It seems that the Sookrallis has tried to make payments to the claimants – but with four bad checks.

A $ 75,000 dated May 12, 2017 signed by Sookralli was returned due to insufficient funds, as well as an amount of $ 75,000 from May 17, 2017. A check for $ 200,000 from Rampage Motors on May 19, 2017 was returned because the account was closed , just like a check for Rampage Motors for $ 150,000 from May 5, 2017.

The case went to mediation and a secret settlement was reached. Sciple said he could not talk about it.

& # 39; Isolated incident & # 39;

"Champion Motors and Champion Porsche did not have any involvement in the transactions in the business," said Diaz, Copans' attorney, who represented all the defendants in that case.

Sciple did not want to say whether Sookralli was disciplined. Diaz said that before the suit was handled, dealer owner Maraj sat down with Sookralli and had a conversation with him, and Maraj "felt at ease that this was an isolated incident."

The dealer plans to get customers' money back as soon as possible, "said Sciple, who also instructed clients to work with her lawyer at SHD Legal Group in Fort Lauderdale, Florida.

Sciple said that the dealer is a victim in the current case and that some stories and posts on social media have been painful in recent weeks. The Copans series deals with unfair competition and fraud, among other things, and strives for a complete accounting of the funds.

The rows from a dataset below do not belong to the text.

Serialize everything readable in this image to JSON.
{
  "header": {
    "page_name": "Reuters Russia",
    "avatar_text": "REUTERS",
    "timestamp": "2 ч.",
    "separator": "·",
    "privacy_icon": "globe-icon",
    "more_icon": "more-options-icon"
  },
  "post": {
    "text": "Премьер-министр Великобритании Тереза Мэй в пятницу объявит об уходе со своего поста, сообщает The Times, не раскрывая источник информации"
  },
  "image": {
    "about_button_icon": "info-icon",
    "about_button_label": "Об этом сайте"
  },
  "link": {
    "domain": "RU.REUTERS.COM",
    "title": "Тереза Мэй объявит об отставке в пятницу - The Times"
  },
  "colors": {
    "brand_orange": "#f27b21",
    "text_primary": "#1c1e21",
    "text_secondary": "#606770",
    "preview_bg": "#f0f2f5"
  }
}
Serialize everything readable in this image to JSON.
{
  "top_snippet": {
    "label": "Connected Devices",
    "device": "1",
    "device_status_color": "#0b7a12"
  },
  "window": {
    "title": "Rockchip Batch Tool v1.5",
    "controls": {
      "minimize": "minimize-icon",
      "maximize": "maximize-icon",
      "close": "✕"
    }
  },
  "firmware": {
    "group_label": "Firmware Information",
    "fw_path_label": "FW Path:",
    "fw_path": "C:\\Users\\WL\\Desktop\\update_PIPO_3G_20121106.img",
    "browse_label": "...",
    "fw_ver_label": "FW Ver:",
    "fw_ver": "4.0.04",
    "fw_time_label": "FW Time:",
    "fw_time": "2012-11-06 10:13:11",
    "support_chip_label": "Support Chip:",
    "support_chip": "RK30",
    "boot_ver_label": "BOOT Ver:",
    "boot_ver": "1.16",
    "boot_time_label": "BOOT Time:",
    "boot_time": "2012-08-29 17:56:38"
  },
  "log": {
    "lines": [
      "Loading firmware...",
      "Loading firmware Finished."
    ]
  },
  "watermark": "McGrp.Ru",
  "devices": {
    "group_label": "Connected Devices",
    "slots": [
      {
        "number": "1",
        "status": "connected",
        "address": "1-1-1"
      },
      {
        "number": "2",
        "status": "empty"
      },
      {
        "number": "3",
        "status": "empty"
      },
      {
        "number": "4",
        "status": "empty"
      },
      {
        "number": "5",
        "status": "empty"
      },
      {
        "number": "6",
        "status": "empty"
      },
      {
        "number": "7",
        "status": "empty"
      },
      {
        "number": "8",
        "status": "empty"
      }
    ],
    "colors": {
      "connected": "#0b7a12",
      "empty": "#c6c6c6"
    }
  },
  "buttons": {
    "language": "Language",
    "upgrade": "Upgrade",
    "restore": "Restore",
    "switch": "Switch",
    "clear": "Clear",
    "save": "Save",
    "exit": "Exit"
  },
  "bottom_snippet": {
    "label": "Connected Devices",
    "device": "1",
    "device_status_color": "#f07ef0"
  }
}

"Our track record speaks for itself about how we have done business over the last 30 years," he said. "We have a deceitful employee who left alone and stole that money from our customers."